New technological innovations and affordability of electronic devices on the market has resulted in the wide availability of mobile devices for people across the globe.
Since the outbreak of the Covid-19 pandemic, many people have had spare time from studying and working, admittingly spending their time watching TV and using electronic devices such as smartphones, computers, or tablets.
Looking at screens for a long period of time and receiving app notifications, the brain will release a hormone called dopamine, which is a neurotransmitter, stimulating nerves in the brain.The chemical is a contributing factor to happiness and satisfaction when people use their phone; however, prolonged stimulation can affect the impulse control system.
Long amounts of screen time will also affect the frontal cortex of the brain, a similar effect to caffeine addiction. Once you are able to use electronic devices, you feel relieved and satisfied, but leaves you with the opposite effects without access to the devices.
What is the healthy level of electronic device usage?
In 2019, the World Health Organization (WHO) advised that children aged between two to five years should spend a maximum of one hour per day on screens, while infants under two-years-old should not be given any screen time. Young adults should also limit themselves to 2 hours of screen time per day.
What are the negative impacts of over screen time?
A study from the Child Mind Institute, an independent nonprofit dedicated to children and family healthcare, indicated negative effects of screen time on children and teenages to include:
- Eye problems
- Poor mental health including anxiety and depression
- Poor cognitive skills

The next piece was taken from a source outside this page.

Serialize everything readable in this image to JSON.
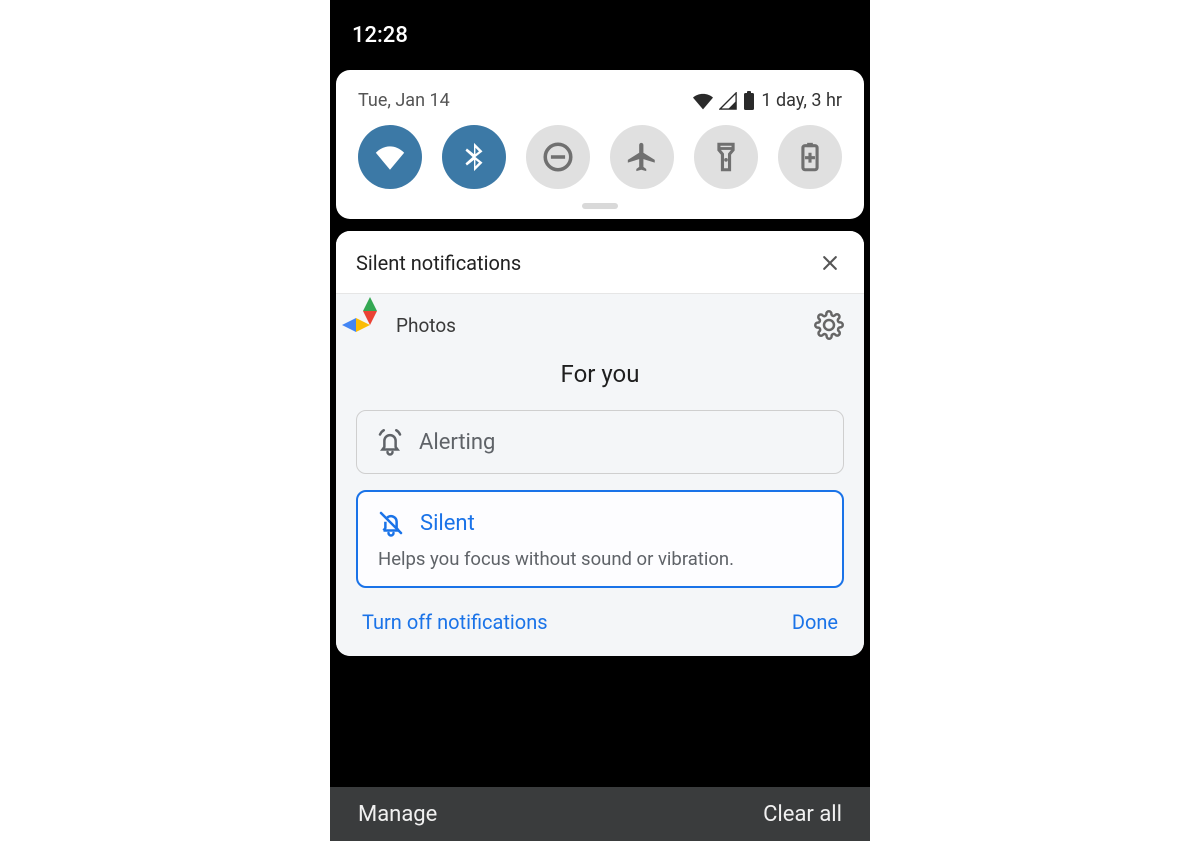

- Insomnia and sleeping disorders
- Negative behaviour
- Physical health problems like back pain, should pain, spinal pain
- Poor communication skills
Why should you minimize screen time to a healthy standard?
According to Mayo Clinic, an American nonprofit academic medical centre, health benefits associated with reducing screen time include:
- Improved physical health
- Lower risk of obesity
- Opportunity to discover new activities and hobbies
- Improved feelings
- Better communication skills
How to avoid screen time addiction during the pandemic?
Cutting down screen time to zero can be difficult for day-to-day life, as all types of information are available online. Some strategies to reduce screen time, especially during the Covid-19 crisis, include:
- Screen-time routine change: you can gradually reduce or halve your daily screen time, which is more effective than an instant reduction to zero
- Outdoor activities: even if it is a short distance, taking a walk outdoors (without a phone) can increase endorphin levels, helping with mood lightening and brain enhancement
- Phone-free time: you should create a routine to put your phone down when you spend time with your family and friends to not only build stronger relationships, but to set an example for others
- Co-use devices: sharing electronic devices can lower individual screen time as well as allow you to check your children’s internet search history
- Turn notifications off: receiving constant messages due to notification settings can distract you from work, decreasing concentration and work efficiency.